The Open Data Protocol (OData) specification opens up possibilities to a lot of interesting collaborative use-cases and scenarios. Some of which are highlighted by Douglas Purdy, Pablo Castro and Jon Udell.
IBM have released a feature pack which adds support for Xpath 2.0, XSLT 2.0 and XQuery 1.0 making WebSphere Application Server 7 the first application server with complete support for this most recent set of W3C XML standards. InfoQ talks IBM's Andrew Spyker, Chief Architect for the feature pack.
The final release of JRuby 1.4 is now available, with many performance, Java integration and other improvements. It also adds a native launcher for Windows, which works around some problems with the BAT-based launcher. Also: the Hpricot 0.8.2 release fixes problems with Hpricot on JRuby.
Duncan Cragg explains his idea/pattern for a purely GET based REST integration pattern, which turns out to be very similar to the vision of Microsoft's FeedSync Specification.
With the sudden disappearance of _why, some popular libraries as Markaby, Hpricot and others are orphaned. We look at the effort to find maintainers for some, and at replacements for other libraries.
Christian Weyer of Thinktecture, announced the release of WSCF.blue a Visual Studio Add-in that enables contract first development of web services using WCF.
LINQ to XSD is the long awaited follow-up to LINQ to XML. Its primary purpose is to produce LINQ-compatible object models from XSD files, giving developers some measure of static type checking while accessing XML data.
In this session recorded at QCon SF 2008, Chris Berry & Bryon Jacob presented the Atom Syndication Format, the Atom Publishing Protocol, the Atom Categories, the Atom Stores, the AtomServer and how they can be used by giving a concrete example.
JRuby 1.3 will allow to reduce startup times in some situations using Nailgun. Nokogiri, a popular XML library, now runs on the latest JRuby thanks to ruby-ffi. Finally: Ruby 1.9.1-p129 is a new release that fixes a few bugs and security issues.
In a presentation, recorded at QCon San Francisco, ThoughtWorks' Ian Robinson explains how a RESTful HTTP approach can be applied in an Enterprise project. He makes use of many of the techniques that make HTTP a powerful protocol, including caching, hypermedia, and uses standard formats such as Atom Syndication for event notification.
In response to Joe Gregorio’s post, on why the browser is undermining the adoption of Atompub protocol, Sean McGrath, had an interesting take on the changing notion of what constitutes a web application.
Frank Mantek discusses the Google Data API (GData) including decisions to use REST rather than SOAP technology, how the API is used, numerous examples of how GData has been used by clients, and future plans for evolving the API. A discussion of how GData facilitates Cloud Computing concludes the presentation.

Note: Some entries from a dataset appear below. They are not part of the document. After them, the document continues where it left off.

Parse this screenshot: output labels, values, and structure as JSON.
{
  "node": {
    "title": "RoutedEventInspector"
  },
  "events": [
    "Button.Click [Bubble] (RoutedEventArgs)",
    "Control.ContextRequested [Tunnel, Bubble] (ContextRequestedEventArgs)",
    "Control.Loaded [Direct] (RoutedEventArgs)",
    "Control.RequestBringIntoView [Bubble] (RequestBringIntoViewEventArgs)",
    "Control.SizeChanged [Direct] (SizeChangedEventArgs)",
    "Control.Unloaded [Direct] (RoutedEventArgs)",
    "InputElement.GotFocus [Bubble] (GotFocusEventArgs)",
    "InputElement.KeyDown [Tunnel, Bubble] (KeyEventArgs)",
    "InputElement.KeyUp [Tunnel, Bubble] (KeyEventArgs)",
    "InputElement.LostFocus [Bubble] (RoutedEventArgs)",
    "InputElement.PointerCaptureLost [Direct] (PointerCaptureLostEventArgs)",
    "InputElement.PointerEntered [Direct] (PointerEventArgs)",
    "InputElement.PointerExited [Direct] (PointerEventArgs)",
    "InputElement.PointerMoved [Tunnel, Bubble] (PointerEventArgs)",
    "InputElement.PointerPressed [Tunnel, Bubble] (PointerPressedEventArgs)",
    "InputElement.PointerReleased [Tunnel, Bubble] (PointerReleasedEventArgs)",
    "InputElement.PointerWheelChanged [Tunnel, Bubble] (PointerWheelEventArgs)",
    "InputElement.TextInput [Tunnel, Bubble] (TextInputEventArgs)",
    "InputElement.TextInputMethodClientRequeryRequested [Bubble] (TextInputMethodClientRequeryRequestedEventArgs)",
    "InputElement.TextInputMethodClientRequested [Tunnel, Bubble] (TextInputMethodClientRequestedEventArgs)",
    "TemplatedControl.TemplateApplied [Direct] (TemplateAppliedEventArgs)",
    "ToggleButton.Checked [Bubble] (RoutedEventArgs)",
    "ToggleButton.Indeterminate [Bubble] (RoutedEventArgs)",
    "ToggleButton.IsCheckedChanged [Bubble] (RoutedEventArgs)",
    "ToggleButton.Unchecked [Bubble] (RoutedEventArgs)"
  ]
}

“The Atom Publishing Protocol is a failure.” Joe Gregorio says, admitting to having met his blogging-hyperbole-quotient for the day. In a post largely about the how the level of adoption that AtomPub is seeing, is far lower than the expectation. Joe writes that “There are still plenty of new protocols being developed on a seemingly daily basis, many of which could have used AtomPub, but don't.”
A few recent software releases have improved Ruby's XML support. After last years release of the Nokogiri XML library, Hpricot 0.7 has now been released with performance improvements. Also, libxml-ruby, which is built on the same XML library as Nokogiri has been released and recently caught up with Nokogiri's speed.
In this interview made during QCon SF 2008, Tim Bray talks about why he is not convinced with the buzz surrounding Rich Internet Applications and shares his ideas on Cloud Computing. He also expresses his opinion regarding the debate REST vs. WS-* and the future directions web technologies will be taking.